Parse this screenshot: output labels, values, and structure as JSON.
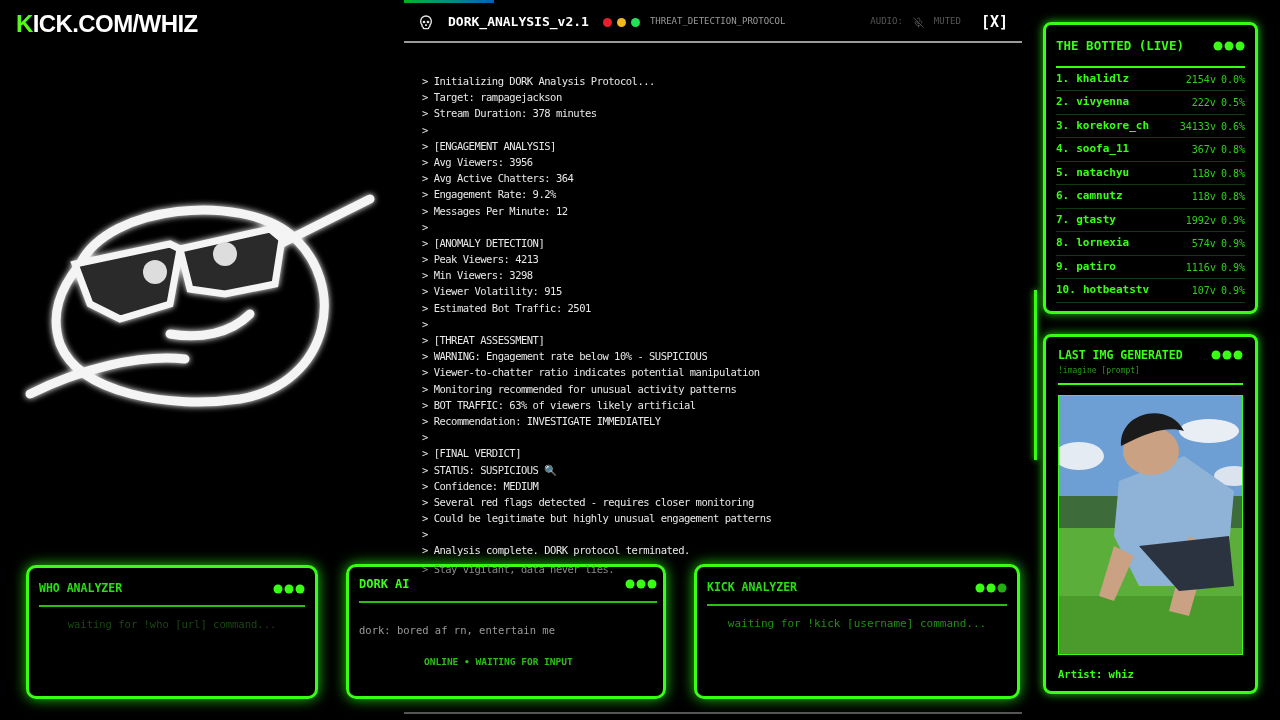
{
  "logo": {
    "accent": "K",
    "text": "ICK.COM/WHIZ"
  },
  "terminal": {
    "title": "DORK_ANALYSIS_v2.1",
    "lights": [
      {
        "color": "#e5202a"
      },
      {
        "color": "#f2b91c"
      },
      {
        "color": "#22e05a"
      }
    ],
    "subtitle": "THREAT_DETECTION_PROTOCOL",
    "audio_label": "AUDIO:",
    "muted": true,
    "audio_state": "MUTED",
    "close": "[X]",
    "lines": [
      "> Initializing DORK Analysis Protocol...",
      "> Target: rampagejackson",
      "> Stream Duration: 378 minutes",
      ">",
      "> [ENGAGEMENT ANALYSIS]",
      "> Avg Viewers: 3956",
      "> Avg Active Chatters: 364",
      "> Engagement Rate: 9.2%",
      "> Messages Per Minute: 12",
      ">",
      "> [ANOMALY DETECTION]",
      "> Peak Viewers: 4213",
      "> Min Viewers: 3298",
      "> Viewer Volatility: 915",
      "> Estimated Bot Traffic: 2501",
      ">",
      "> [THREAT ASSESSMENT]",
      "> WARNING: Engagement rate below 10% - SUSPICIOUS",
      "> Viewer-to-chatter ratio indicates potential manipulation",
      "> Monitoring recommended for unusual activity patterns",
      "> BOT TRAFFIC: 63% of viewers likely artificial",
      "> Recommendation: INVESTIGATE IMMEDIATELY",
      ">",
      "> [FINAL VERDICT]",
      "> STATUS: SUSPICIOUS 🔍",
      "> Confidence: MEDIUM",
      "> Several red flags detected - requires closer monitoring",
      "> Could be legitimate but highly unusual engagement patterns",
      ">",
      "> Analysis complete. DORK protocol terminated."
    ],
    "faded_line": "> Stay vigilant, data never lies."
  },
  "botted": {
    "title": "THE BOTTED (LIVE)",
    "rows": [
      {
        "rank": "1.",
        "name": "khalidlz",
        "viewers": "2154v",
        "pct": "0.0%"
      },
      {
        "rank": "2.",
        "name": "vivyenna",
        "viewers": "222v",
        "pct": "0.5%"
      },
      {
        "rank": "3.",
        "name": "korekore_ch",
        "viewers": "34133v",
        "pct": "0.6%"
      },
      {
        "rank": "4.",
        "name": "soofa_11",
        "viewers": "367v",
        "pct": "0.8%"
      },
      {
        "rank": "5.",
        "name": "natachyu",
        "viewers": "118v",
        "pct": "0.8%"
      },
      {
        "rank": "6.",
        "name": "camnutz",
        "viewers": "118v",
        "pct": "0.8%"
      },
      {
        "rank": "7.",
        "name": "gtasty",
        "viewers": "1992v",
        "pct": "0.9%"
      },
      {
        "rank": "8.",
        "name": "lornexia",
        "viewers": "574v",
        "pct": "0.9%"
      },
      {
        "rank": "9.",
        "name": "patiro",
        "viewers": "1116v",
        "pct": "0.9%"
      },
      {
        "rank": "10.",
        "name": "hotbeatstv",
        "viewers": "107v",
        "pct": "0.9%"
      }
    ]
  },
  "last_img": {
    "title": "LAST IMG GENERATED",
    "hint": "!imagine [prompt]",
    "artist": "Artist: whiz"
  },
  "who": {
    "title": "WHO ANALYZER",
    "message": "waiting for !who [url] command..."
  },
  "dork_ai": {
    "title": "DORK AI",
    "message": "dork: bored af rn, entertain me",
    "status": "ONLINE • WAITING FOR INPUT"
  },
  "kick": {
    "title": "KICK ANALYZER",
    "message": "waiting for !kick [username] command..."
  }
}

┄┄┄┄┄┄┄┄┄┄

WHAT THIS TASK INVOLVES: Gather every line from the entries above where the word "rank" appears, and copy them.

SOLUTION:
        "rank": "1.",
        "rank": "2.",
        "rank": "3.",
        "rank": "4.",
        "rank": "5.",
        "rank": "6.",
        "rank": "7.",
        "rank": "8.",
        "rank": "9.",
        "rank": "10.",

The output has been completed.